It was opened by the great-grandson of an English General and an Indian Mughal princess.
This opulent restaurant brought in many Royals from around the world.
But it was really only in the early sixties that Indian restaurants boomed in the UK.
And now, we can’t imagine not having access to all these wonderful Indian curries.
…even if a lot of them have been anglicised.
Lamb neck in a Rogan Josh curry
So, Rogan Josh has been around for a very long time.
Unlike Tikka Masala (rated No. curry in the UK), which was invented in the UK in the ‘70’s.
But perhaps you haven’t used lamb neck before?
Think of lamb neck fillet as the Cinderella of lamb cuts.
As it doesn’t often get much attention.
But it should.
The lamb neck has texture, flavour and very little fat.
And the best part… it’s an inexpensive cut of lamb.
However, it is a tough cut so needs long, slow cooking.
Which is perfect for a Rogan Josh.
I’ve got the neck fillet which is off the bone.
But you can buy it on the bone.
Now, you have the inside on a good lamb cut to use.
Do you have good chat around the table on curry night?
Quick UK Indian curry facts
Now, you know where Rogan Josh comes from.
And know to use a lovely inexpensive lamb neck fillet.
Here are some ‘curry facts’ you can hit your family and friends with on curry night.
With your homemade Rogan Josh.
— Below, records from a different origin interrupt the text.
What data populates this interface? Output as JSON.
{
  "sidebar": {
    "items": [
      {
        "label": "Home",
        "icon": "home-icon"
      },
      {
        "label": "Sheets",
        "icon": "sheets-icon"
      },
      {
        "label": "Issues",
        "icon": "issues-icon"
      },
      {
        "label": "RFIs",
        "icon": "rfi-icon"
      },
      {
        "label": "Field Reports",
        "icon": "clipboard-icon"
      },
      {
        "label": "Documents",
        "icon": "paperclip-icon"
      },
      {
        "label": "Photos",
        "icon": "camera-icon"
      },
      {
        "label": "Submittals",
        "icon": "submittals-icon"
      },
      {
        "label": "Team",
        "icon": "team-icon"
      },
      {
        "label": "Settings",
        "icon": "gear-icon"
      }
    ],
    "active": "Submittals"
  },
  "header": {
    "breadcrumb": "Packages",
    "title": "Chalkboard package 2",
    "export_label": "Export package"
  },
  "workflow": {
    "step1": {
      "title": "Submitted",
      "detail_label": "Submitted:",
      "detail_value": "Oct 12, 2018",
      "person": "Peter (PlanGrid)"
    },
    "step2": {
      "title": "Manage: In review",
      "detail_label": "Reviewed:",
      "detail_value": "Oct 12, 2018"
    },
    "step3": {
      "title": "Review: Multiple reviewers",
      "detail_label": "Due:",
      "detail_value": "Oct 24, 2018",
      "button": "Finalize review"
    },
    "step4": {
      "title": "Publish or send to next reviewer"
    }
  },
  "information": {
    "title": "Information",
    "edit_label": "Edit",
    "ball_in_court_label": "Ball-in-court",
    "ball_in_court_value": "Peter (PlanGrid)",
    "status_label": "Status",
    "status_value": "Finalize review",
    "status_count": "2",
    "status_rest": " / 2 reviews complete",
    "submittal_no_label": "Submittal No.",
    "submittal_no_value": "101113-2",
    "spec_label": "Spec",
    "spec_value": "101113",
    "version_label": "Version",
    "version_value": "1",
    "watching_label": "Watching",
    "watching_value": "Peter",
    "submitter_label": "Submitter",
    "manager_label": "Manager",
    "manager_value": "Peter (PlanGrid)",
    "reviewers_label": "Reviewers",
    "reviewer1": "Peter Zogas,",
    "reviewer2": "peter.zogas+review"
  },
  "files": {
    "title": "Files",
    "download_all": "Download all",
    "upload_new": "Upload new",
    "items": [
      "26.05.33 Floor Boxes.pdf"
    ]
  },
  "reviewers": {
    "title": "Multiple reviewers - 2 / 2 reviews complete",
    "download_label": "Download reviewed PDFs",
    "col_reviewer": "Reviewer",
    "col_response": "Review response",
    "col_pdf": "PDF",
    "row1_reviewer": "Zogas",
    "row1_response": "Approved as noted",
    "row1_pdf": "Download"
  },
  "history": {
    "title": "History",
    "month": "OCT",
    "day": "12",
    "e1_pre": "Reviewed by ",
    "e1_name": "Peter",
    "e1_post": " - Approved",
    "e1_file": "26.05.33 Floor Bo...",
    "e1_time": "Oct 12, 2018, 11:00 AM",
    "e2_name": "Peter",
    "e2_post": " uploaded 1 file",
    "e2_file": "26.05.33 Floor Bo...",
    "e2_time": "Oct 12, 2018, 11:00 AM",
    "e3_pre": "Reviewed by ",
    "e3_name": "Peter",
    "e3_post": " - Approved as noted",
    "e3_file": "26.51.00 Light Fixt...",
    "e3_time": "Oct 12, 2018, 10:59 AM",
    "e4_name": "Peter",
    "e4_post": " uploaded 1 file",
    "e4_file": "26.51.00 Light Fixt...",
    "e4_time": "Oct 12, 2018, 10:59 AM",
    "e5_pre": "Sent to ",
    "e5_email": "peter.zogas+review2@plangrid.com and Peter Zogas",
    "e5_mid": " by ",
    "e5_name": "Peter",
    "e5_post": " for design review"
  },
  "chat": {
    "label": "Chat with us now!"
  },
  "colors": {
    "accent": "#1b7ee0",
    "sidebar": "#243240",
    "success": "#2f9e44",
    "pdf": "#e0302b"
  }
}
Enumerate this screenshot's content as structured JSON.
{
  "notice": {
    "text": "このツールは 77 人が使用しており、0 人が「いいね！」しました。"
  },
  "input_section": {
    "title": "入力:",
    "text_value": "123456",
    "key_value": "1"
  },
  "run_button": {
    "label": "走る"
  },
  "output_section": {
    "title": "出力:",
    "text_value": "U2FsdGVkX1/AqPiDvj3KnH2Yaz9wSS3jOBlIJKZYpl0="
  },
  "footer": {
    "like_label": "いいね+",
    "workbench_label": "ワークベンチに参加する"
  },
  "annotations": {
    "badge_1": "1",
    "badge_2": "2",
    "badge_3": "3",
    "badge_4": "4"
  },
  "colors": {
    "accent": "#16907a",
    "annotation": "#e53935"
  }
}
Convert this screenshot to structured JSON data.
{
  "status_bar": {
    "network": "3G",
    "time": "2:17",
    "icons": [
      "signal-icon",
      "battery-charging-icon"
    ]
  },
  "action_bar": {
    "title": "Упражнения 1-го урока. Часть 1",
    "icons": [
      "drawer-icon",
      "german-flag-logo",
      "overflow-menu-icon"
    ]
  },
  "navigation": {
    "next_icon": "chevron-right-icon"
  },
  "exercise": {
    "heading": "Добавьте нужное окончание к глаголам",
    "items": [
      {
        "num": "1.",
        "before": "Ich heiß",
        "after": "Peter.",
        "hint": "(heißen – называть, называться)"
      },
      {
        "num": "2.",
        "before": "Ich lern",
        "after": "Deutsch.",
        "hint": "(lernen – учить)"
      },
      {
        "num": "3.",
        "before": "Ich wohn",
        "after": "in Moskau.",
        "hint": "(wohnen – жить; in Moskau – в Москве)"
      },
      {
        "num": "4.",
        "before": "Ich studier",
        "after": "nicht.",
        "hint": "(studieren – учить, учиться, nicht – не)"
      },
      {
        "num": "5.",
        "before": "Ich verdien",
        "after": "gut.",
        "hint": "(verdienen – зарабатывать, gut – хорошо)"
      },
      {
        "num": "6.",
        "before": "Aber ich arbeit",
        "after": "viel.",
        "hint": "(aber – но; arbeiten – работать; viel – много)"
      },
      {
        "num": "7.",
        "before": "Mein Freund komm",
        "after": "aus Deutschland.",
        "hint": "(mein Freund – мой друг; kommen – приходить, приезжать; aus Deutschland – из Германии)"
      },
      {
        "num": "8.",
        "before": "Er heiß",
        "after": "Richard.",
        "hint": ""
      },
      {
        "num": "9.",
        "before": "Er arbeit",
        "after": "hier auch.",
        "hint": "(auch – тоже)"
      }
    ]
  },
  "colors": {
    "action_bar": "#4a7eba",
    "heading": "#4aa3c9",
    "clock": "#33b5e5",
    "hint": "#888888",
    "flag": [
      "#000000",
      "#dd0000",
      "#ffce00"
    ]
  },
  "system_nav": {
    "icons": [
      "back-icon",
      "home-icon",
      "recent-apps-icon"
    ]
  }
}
- 5 most popular Indian dishes in the UK
- Tikka Masala
- Rogan Josh
- The word ‘curry’ was invented by the English administrators of the East Indian Company, coming from the Tamil word ‘kari’ which means a spiced sauce.
- The term ‘curry’ is not really used in India.
- More than one in five enjoying their first taste of Indian food before their 10th birthday.
- Londoners are, by some distance, the biggest fans of curry in the UK. Londoners eat curry most often – two to three times per week
- The UK’s taste for hotter curries is increasing year-on-year.
Fancy some other curry night ideas?
Check out my 5 favourite curries, with a twist!
Homemade Rogan Josh curry
- 2 garlic cloves, crushed
- 2 tsp ginger, finely grated
- 1 1/2 tsp mild chilli powder
- 700 g lamb neck fillet, chopped into chunks
- 2 onions, roughly chopped
- sunflower/vegetable/groundnut oil
Spices & curry sauce
- 1 cinnamon stick
- 6 green cardamom, crushed
- 4 cloves, ground
- 1 tsp cumin
- 2 tsp coriander
- 1 tsp paprika (not smoked)
- 2 bay leaves
- 1 1/2 tbsp tomato puree
- 450 ml light chicken stock
- 100 ml full-fat natural yoghurt
- coriander a few leaves, chopped to finish
- Mix the garlic, ginger and chilli powder and toss with the lamb. Chill for a couple of hours or overnight.
- Put the onions in a small food processor with a splash of water and whizz to a purée.
Spices & making the curry sauce
- Heat 2 tbsp oil in a large pan with a lid. Add the cinnamon and cardamom and cook for 2 mins. Now, add the onion purée with a large pinch of salt and cook for 4-5 mins until the paste thickens. Then, add the rest of the spices and the bay leaves, and cook for a minute. Add the marinaded lamb and any marinade left, and cook until opaque and browned.
- Lastly, add the tomato purée and stock and bring to a simmer. Put a lid on and simmer for 1½ hrs or until the lamb is tender. Add the yoghurt and simmer for 5 mins.Finish with some coriander.
- Serve with rice or some naan bread.
Recipe from Olive Magazine